## WHAT YOU WILL DO
Repeat the entries exactly as they are written.

## EXTRACTED ENTRIES
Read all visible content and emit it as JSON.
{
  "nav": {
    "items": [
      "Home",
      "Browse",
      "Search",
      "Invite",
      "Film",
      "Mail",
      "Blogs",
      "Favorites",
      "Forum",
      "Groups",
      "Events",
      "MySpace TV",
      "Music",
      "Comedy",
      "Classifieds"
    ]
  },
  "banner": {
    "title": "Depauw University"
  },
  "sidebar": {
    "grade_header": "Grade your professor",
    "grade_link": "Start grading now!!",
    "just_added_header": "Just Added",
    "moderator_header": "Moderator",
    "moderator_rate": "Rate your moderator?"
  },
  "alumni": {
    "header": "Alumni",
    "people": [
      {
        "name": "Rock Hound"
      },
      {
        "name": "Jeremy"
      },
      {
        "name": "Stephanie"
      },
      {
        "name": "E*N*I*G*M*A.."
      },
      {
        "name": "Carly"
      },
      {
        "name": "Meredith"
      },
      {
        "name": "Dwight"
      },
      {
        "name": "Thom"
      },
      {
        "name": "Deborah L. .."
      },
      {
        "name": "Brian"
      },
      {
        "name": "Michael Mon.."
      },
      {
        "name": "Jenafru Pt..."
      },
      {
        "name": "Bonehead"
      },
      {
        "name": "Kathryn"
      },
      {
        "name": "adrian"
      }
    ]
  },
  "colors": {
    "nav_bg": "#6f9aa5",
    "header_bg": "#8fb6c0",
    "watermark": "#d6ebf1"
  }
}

## TASK RESPONSE
Read all visible content and emit it as JSON.
{
  "nav": {
    "items": [
      "Home",
      "Browse",
      "Search",
      "Invite",
      "Film",
      "Mail",
      "Blogs",
      "Favorites",
      "Forum",
      "Groups",
      "Events",
      "MySpace TV",
      "Music",
      "Comedy",
      "Classifieds"
    ]
  },
  "banner": {
    "title": "Depauw University"
  },
  "sidebar": {
    "grade_header": "Grade your professor",
    "grade_link": "Start grading now!!",
    "just_added_header": "Just Added",
    "moderator_header": "Moderator",
    "moderator_rate": "Rate your moderator?"
  },
  "alumni": {
    "header": "Alumni",
    "people": [
      {
        "name": "Rock Hound"
      },
      {
        "name": "Jeremy"
      },
      {
        "name": "Stephanie"
      },
      {
        "name": "E*N*I*G*M*A.."
      },
      {
        "name": "Carly"
      },
      {
        "name": "Meredith"
      },
      {
        "name": "Dwight"
      },
      {
        "name": "Thom"
      },
      {
        "name": "Deborah L. .."
      },
      {
        "name": "Brian"
      },
      {
        "name": "Michael Mon.."
      },
      {
        "name": "Jenafru Pt..."
      },
      {
        "name": "Bonehead"
      },
      {
        "name": "Kathryn"
      },
      {
        "name": "adrian"
      }
    ]
  },
  "colors": {
    "nav_bg": "#6f9aa5",
    "header_bg": "#8fb6c0",
    "watermark": "#d6ebf1"
  }
}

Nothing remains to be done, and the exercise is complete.